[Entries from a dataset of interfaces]

╭──

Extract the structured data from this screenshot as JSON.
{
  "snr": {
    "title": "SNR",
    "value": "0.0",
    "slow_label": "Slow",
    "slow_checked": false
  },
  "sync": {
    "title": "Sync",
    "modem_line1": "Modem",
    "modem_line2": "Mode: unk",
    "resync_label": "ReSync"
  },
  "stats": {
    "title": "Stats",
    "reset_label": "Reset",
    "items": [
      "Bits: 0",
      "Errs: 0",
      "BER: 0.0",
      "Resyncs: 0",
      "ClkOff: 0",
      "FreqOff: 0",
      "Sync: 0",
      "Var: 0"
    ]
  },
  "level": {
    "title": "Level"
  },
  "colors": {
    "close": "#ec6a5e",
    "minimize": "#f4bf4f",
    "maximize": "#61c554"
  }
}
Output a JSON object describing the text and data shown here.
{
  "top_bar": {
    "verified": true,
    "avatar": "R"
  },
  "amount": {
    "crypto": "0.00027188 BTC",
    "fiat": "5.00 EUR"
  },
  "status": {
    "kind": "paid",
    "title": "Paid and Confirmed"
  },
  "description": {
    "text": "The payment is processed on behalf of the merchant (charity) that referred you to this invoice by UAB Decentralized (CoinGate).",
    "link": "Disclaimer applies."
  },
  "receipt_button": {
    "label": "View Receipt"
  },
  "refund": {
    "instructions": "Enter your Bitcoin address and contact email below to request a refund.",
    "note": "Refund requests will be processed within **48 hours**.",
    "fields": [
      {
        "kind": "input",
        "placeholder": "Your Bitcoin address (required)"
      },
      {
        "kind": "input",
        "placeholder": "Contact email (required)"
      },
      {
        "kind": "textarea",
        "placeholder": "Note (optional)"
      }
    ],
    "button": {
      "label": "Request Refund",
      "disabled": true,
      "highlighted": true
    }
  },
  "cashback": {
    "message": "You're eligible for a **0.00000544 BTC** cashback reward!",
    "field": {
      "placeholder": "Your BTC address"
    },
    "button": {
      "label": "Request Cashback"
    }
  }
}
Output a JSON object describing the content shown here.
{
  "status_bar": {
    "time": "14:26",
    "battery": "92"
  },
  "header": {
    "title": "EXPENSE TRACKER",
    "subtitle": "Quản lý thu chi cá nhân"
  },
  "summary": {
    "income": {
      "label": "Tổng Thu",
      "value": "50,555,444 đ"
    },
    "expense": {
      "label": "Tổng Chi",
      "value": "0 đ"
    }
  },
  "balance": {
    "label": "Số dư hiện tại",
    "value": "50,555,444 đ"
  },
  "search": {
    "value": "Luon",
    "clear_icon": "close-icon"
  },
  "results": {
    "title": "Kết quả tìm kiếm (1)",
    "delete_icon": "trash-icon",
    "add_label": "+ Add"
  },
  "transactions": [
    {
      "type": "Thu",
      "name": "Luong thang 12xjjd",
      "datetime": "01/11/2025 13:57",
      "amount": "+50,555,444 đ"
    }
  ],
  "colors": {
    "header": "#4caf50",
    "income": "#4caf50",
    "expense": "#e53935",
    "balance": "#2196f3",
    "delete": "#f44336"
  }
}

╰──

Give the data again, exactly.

Extract the structured data from this screenshot as JSON.
{
  "snr": {
    "title": "SNR",
    "value": "0.0",
    "slow_label": "Slow",
    "slow_checked": false
  },
  "sync": {
    "title": "Sync",
    "modem_line1": "Modem",
    "modem_line2": "Mode: unk",
    "resync_label": "ReSync"
  },
  "stats": {
    "title": "Stats",
    "reset_label": "Reset",
    "items": [
      "Bits: 0",
      "Errs: 0",
      "BER: 0.0",
      "Resyncs: 0",
      "ClkOff: 0",
      "FreqOff: 0",
      "Sync: 0",
      "Var: 0"
    ]
  },
  "level": {
    "title": "Level"
  },
  "colors": {
    "close": "#ec6a5e",
    "minimize": "#f4bf4f",
    "maximize": "#61c554"
  }
}
Output a JSON object describing the text and data shown here.
{
  "top_bar": {
    "verified": true,
    "avatar": "R"
  },
  "amount": {
    "crypto": "0.00027188 BTC",
    "fiat": "5.00 EUR"
  },
  "status": {
    "kind": "paid",
    "title": "Paid and Confirmed"
  },
  "description": {
    "text": "The payment is processed on behalf of the merchant (charity) that referred you to this invoice by UAB Decentralized (CoinGate).",
    "link": "Disclaimer applies."
  },
  "receipt_button": {
    "label": "View Receipt"
  },
  "refund": {
    "instructions": "Enter your Bitcoin address and contact email below to request a refund.",
    "note": "Refund requests will be processed within **48 hours**.",
    "fields": [
      {
        "kind": "input",
        "placeholder": "Your Bitcoin address (required)"
      },
      {
        "kind": "input",
        "placeholder": "Contact email (required)"
      },
      {
        "kind": "textarea",
        "placeholder": "Note (optional)"
      }
    ],
    "button": {
      "label": "Request Refund",
      "disabled": true,
      "highlighted": true
    }
  },
  "cashback": {
    "message": "You're eligible for a **0.00000544 BTC** cashback reward!",
    "field": {
      "placeholder": "Your BTC address"
    },
    "button": {
      "label": "Request Cashback"
    }
  }
}
Output a JSON object describing the content shown here.
{
  "status_bar": {
    "time": "14:26",
    "battery": "92"
  },
  "header": {
    "title": "EXPENSE TRACKER",
    "subtitle": "Quản lý thu chi cá nhân"
  },
  "summary": {
    "income": {
      "label": "Tổng Thu",
      "value": "50,555,444 đ"
    },
    "expense": {
      "label": "Tổng Chi",
      "value": "0 đ"
    }
  },
  "balance": {
    "label": "Số dư hiện tại",
    "value": "50,555,444 đ"
  },
  "search": {
    "value": "Luon",
    "clear_icon": "close-icon"
  },
  "results": {
    "title": "Kết quả tìm kiếm (1)",
    "delete_icon": "trash-icon",
    "add_label": "+ Add"
  },
  "transactions": [
    {
      "type": "Thu",
      "name": "Luong thang 12xjjd",
      "datetime": "01/11/2025 13:57",
      "amount": "+50,555,444 đ"
    }
  ],
  "colors": {
    "header": "#4caf50",
    "income": "#4caf50",
    "expense": "#e53935",
    "balance": "#2196f3",
    "delete": "#f44336"
  }
}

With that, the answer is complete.